The revised Telelever front and Paralever rear suspension is now available with optional, semi-active, dynamic electronic suspension adjustment, which monitors vertical movement via a spring travel sensor on each wheel and adapts the damping automatically, depending on riding conditions and what the rider is doing, by means of electrically controlled regulation valves.
It runs on special rims and tyres in 120/70 R19 front and 170/60 R17 rear sizes, with partly-integrated Brembo antilocking disc brakes, including two 305mm front platters with Grand Prix-style radial-mount four-piston monobloc callipers - a first on an off-roader - in front and a bigger-diameter (276mm, up from 265mm) rear disc.
BMW also claims a world first for the GS's new LED headlight with (optional) built-in daytime running light.
Also making its first appearance on an off-roader is the rotate-'n-twist multi-controller collar, which we encountered on the K1600 GTL tour-bus and found to be almost as much of a nuisance as the i-Drive on BMW's four-wheelers.
It's mostly used for operating the (optional) BMW Navigator IV satnav, so here our advice to car drivers is even more appropriate: pull over and stop before you fiddle with it!
Do the same with the screen unless you're on a long, straight tar road; it's adjusted by hand using an easily accessible selector wheel.
You will have to stop, of course, to adjust the rest of the ergonomics - and there's a lot you can adjust.

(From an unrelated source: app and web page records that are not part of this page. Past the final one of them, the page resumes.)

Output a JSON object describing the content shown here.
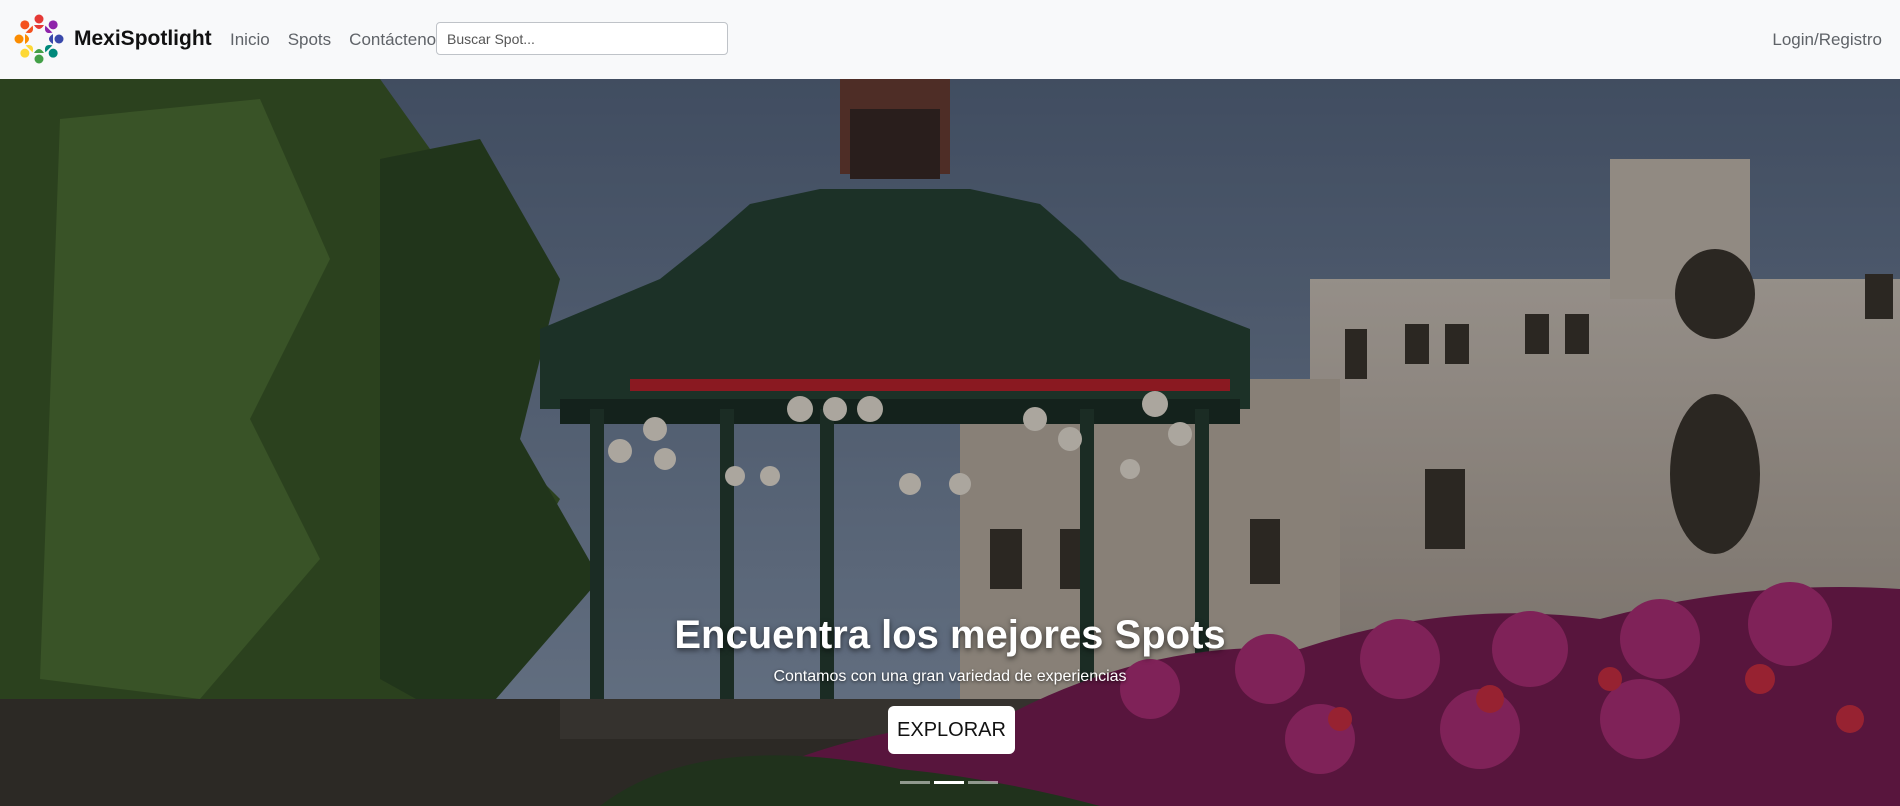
{
  "brand": {
    "name": "MexiSpotlight",
    "logo_icon": "colorful-people-circle-logo"
  },
  "nav": {
    "links": [
      {
        "label": "Inicio"
      },
      {
        "label": "Spots"
      },
      {
        "label": "Contáctenos"
      }
    ],
    "search": {
      "placeholder": "Buscar Spot...",
      "value": ""
    },
    "login_label": "Login/Registro"
  },
  "hero": {
    "title": "Encuentra los mejores Spots",
    "subtitle": "Contamos con una gran variedad de experiencias",
    "button_label": "EXPLORAR",
    "slide_count": 3,
    "active_slide": 2,
    "scene": "kiosk-plaza-photo"
  },
  "colors": {
    "navbar_bg": "#f8f9fa",
    "nav_text": "#5f6368",
    "button_bg": "#ffffff",
    "overlay": "rgba(0,0,0,0.28)"
  }
}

The rider's seat can now be tuned for both height and tilt angle and the pillion seat can be shifted fore-and-aft to achieve the ideal distance between rider and passenger.
The new handlebars can easily be turned upwards to improve the standing position for off-road riding (together with a revised knee grip on the side of the 20-litre fuel tank). Adjustable footrests and foot controls match the bike to your riding boots.
One thing we wish we could adjust, however, is the bike's weight. BMW quotes 238kg, ready to ride but without fuel; that translates to just more than a quarter of a tonne with a full tank, an enormous weight for any motorcycle intended to be ridden off-road.
The new R1200 GS will go on sale in South Africa from the first quarter of 2013. Prices, as always, when they get here.
Engine: 1170cc Air/liquid-cooled boxer twin.
Bore x stroke: 101 x 73mm.
Compression ratio: 12.5:1.
Valvegear: DOHC with four overhead valves per cylinder.
Power: 92kW at 7700rpm.
Torque: 125Nm at 6500.
Induction: BMS-X electronic fuel-injection with two 52mm throttle bodies.
Ignition: Digital electronic.
Clutch: Hydraulically-actuated multiplate wet slipper clutch.
Transmission: Six-speed constant-mesh gearbox with final drive by shaft.
Front Suspension: Telelever cartridge forks.
Rear suspension: Paralever with hydraulic shock absorber remotely adjustable for preload, compression and damping.
Front brake: Dual 305mm discs with Brembo radial-mount four-piston monobloc callipers and ABS.
Rear brake: 276mm disc with Brembo dual-piston floating calliper and ABS.
Front tyre: 120/70 - 19 tubeless.
Rear tyre: 170/60 - 17 tubeless.
Seat height: 850/870mm.
Kerb weight (without fuel): 238kg.
Fuel tank: 20 litres.